If you work in an office I don’t think you have to have a degree in sociology to realise something is “going on”. We are going through something that is challenging basic beliefs and values in the office setting.
I think about the world of office work twenty years from now. I am not into science fiction but what I am writing “feels” a bit like that.
The youngsters of today ….. And by that I mean six and seven year olds ……have keyboards as extensions to their fingers. It is amazing to try and predict the world of office based work for them. When I think back 20 years in my career it is simply unrecognisable from today.
The days of rationality and having lots of time to debate issues have gone. Of course many people want things to move at the more leisurely pace they have become accustomed to in their career. The snag is the demands are different. We used to work in a situation where the customer did not drive the process. The customer responded to the foibles of the organisation. The customer today is calling the shots and is, in fact, in charge. And, by the way, the customer wants it now
Our children are being brought up surrounded by massive leaps of technological advance that do feel like science fiction …they are going to arrive on the work scene ten years from now with a totally different view of the world to mine; They are going to be more inquisitive They are going to bring new skills to the workplaceThey are going to challenge the way things have been done in the past
They are going to develop a new language that some of us “veterans” will find hard to speak never mind understand. Yes of course they are also going to make mistakes … but the mistakes they will be making will be “new mistakes” not repeating the old mistakes that I made and my father made.
I wonder how many youngsters (20 and under) of 2005 will retire having been on the payroll of just one organisation. The days have gone too when one’s effectiveness is judged by how long you stayed on the payroll. I suspect that the career of the future will be largely determined by the needs and wishes of the individual in the white collar world, rather than the opportunities presented to them by large organisations.

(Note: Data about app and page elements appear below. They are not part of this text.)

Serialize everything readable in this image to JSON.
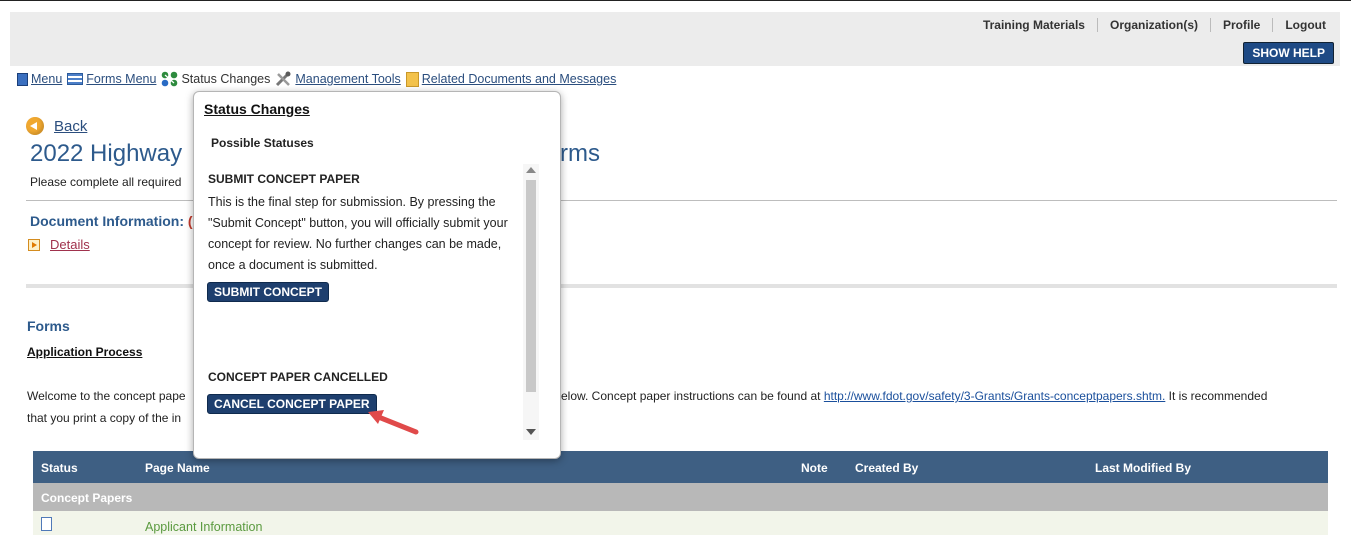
{
  "top_links": [
    "Training Materials",
    "Organization(s)",
    "Profile",
    "Logout"
  ],
  "show_help": "SHOW HELP",
  "menubar": {
    "menu": "Menu",
    "forms_menu": "Forms Menu",
    "status_changes": "Status Changes",
    "management_tools": "Management Tools",
    "related_docs": "Related Documents and Messages"
  },
  "back": "Back",
  "title_left": "2022 Highway",
  "title_right": "rms",
  "subtitle": "Please complete all required",
  "doc_info_label": "Document Information:",
  "doc_info_value": "(",
  "details": "Details",
  "forms_heading": "Forms",
  "application_process": "Application Process",
  "welcome_line1": "Welcome to the concept pape",
  "welcome_line2": "that you print a copy of the in",
  "below_text": "elow. Concept paper instructions can be found at ",
  "below_link": "http://www.fdot.gov/safety/3-Grants/Grants-conceptpapers.shtm.",
  "below_tail": " It is recommended",
  "popup": {
    "title": "Status Changes",
    "subtitle": "Possible Statuses",
    "section1_heading": "SUBMIT CONCEPT PAPER",
    "section1_desc": "This is the final step for submission. By pressing the \"Submit Concept\" button, you will officially submit your concept for review. No further changes can be made, once a document is submitted.",
    "section1_button": "SUBMIT CONCEPT",
    "section2_heading": "CONCEPT PAPER CANCELLED",
    "section2_button": "CANCEL CONCEPT PAPER"
  },
  "table": {
    "headers": {
      "status": "Status",
      "page_name": "Page Name",
      "note": "Note",
      "created_by": "Created By",
      "last_modified_by": "Last Modified By"
    },
    "group": "Concept Papers",
    "rows": [
      {
        "page_name": "Applicant Information"
      }
    ]
  },
  "colors": {
    "header_blue": "#3e5f83",
    "button_blue": "#1e3f6e",
    "title_blue": "#2d5a8c",
    "annotation_arrow": "#e04a4a"
  }
}
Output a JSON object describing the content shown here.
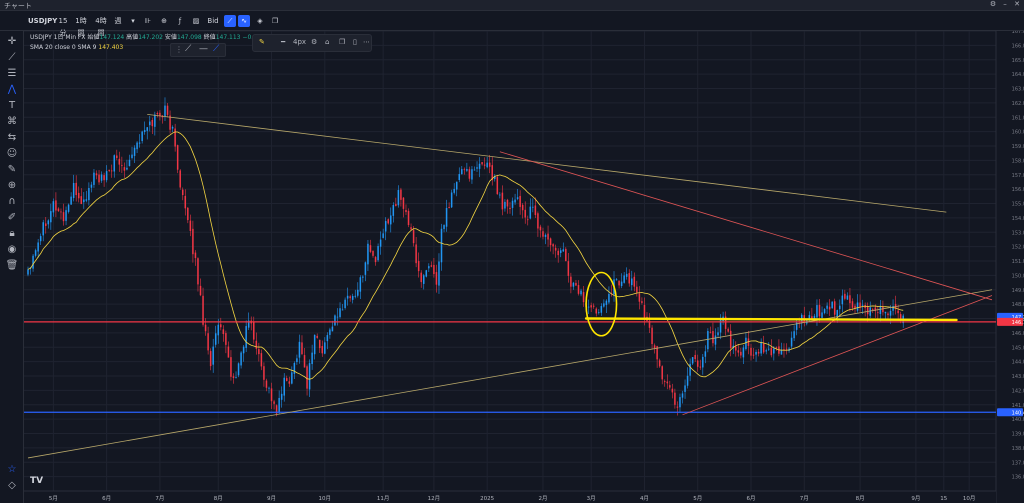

In summary, my feeling is we should “get on the bus” (Tom Peters) and be prepared for a bumpy ride for the next few years …. But learn to enjoy the bumpy ride – the smooth ride is an option only for those who wish to remain asleep.